In 2013, ‘Fale Matariki’ will bring together Māori and Pasefika film-makers, artists and educators, under the umbrella of one house, to celebrate and support each other’s work and develop strategies to build capacity for Māori Pasefika creative arts and screen production, and to take our work to a global audience.
‘Fale Matariki’ is hosted by Te Ara Poutama, the Faculty of Māori Development at Auckland University of Technology, and is being organised by Dr. Ella Henry and film-maker Whetu Fala, of Fala Media.
This event is a collaboration between Ngā Aho Whakaari, the association of Māori in screen production, the Pacific Island Media Association, Pacific Islanders in Film & Television, Auckland Council and the Commonwealth Foundation (UK).
Also at this event will be the launch of “The Brown Book” a guideline and protocols handbook for film productions wishing to engage with Māori.

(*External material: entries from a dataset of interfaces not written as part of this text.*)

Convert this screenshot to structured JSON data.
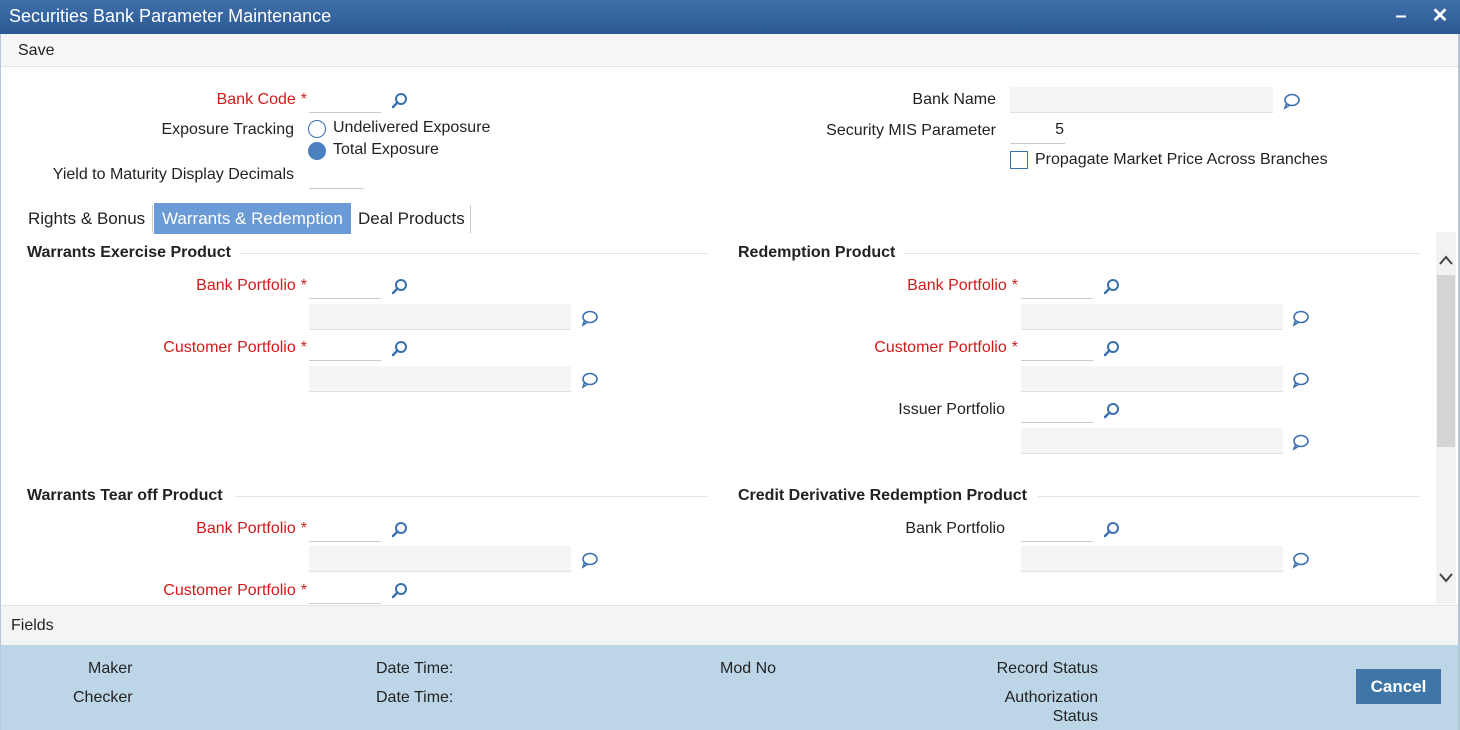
{
  "window": {
    "title": "Securities Bank Parameter Maintenance",
    "minimize_label": "–",
    "close_label": "✕"
  },
  "toolbar": {
    "save_label": "Save"
  },
  "header": {
    "bank_code_label": "Bank Code",
    "required_mark": "*",
    "bank_code_value": "",
    "exposure_tracking_label": "Exposure Tracking",
    "exposure_options": [
      "Undelivered Exposure",
      "Total Exposure"
    ],
    "exposure_selected": "Total Exposure",
    "ytm_label": "Yield to Maturity Display Decimals",
    "ytm_value": "",
    "bank_name_label": "Bank Name",
    "bank_name_value": "",
    "security_mis_label": "Security MIS Parameter",
    "security_mis_value": "5",
    "propagate_label": "Propagate Market Price Across Branches",
    "propagate_checked": false
  },
  "tabs": [
    "Rights & Bonus",
    "Warrants & Redemption",
    "Deal Products"
  ],
  "active_tab": "Warrants & Redemption",
  "sections": {
    "warrants_exercise": {
      "title": "Warrants Exercise Product",
      "bank_portfolio_label": "Bank Portfolio",
      "customer_portfolio_label": "Customer Portfolio"
    },
    "redemption": {
      "title": "Redemption Product",
      "bank_portfolio_label": "Bank Portfolio",
      "customer_portfolio_label": "Customer Portfolio",
      "issuer_portfolio_label": "Issuer Portfolio"
    },
    "warrants_tear_off": {
      "title": "Warrants Tear off Product",
      "bank_portfolio_label": "Bank Portfolio",
      "customer_portfolio_label": "Customer Portfolio"
    },
    "credit_derivative": {
      "title": "Credit Derivative Redemption Product",
      "bank_portfolio_label": "Bank Portfolio"
    }
  },
  "fields_bar": {
    "label": "Fields"
  },
  "footer": {
    "maker_label": "Maker",
    "checker_label": "Checker",
    "date_time_label": "Date Time:",
    "mod_no_label": "Mod No",
    "record_status_label": "Record Status",
    "authorization_label": "Authorization",
    "status_label": "Status",
    "cancel_label": "Cancel"
  },
  "colors": {
    "title_bar": "#2f5f9a",
    "required": "#d11a1a",
    "active_tab": "#6b9bd6",
    "footer": "#bcd6e8",
    "cancel_button": "#3e76a8"
  },
  "icons": {
    "lookup": "search-icon",
    "description": "speech-bubble-icon"
  }
}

It was written by the late Melissa Wikaire along with Dr Ella Henry made possible with the support of Ngā Aho Whakaari, NZ On Air and NZ Film Commission.
The event will comprise screenings of Pasifika and Māori films, archival and contemporary; workshops focussing on skills-development for the creative arts and screen production, and a forum in which to discuss strategies for building capacity, enhancing opportunities, and forging networks between and on behalf of Māori and Pasifika creative artists and film-makers, both in Aotearoa and the Pacific.
A key outcome of this gathering will be the development of a strategic vision for, and resultant infrastructure to foster a cohesive and comprehensive Pasefika Māori screen industry collaboration.
Ngā mihi, fa’afetai lava, Fãi’åkse’ea,
PACIFIC ISLAND MEDIA ASSOCIATION
PACIFIC ISLANDERS IN FILM AND TELEVISION
VENUE: Ngā Wai ō Horotiu Marae, Auckland University of Technology, cnr Wellesley street East and Symonds street, Auckland Central.
Entry to the marae is via the Māori gateway on the corner of Wellesley street East and St Paul Street, opposite the Subway.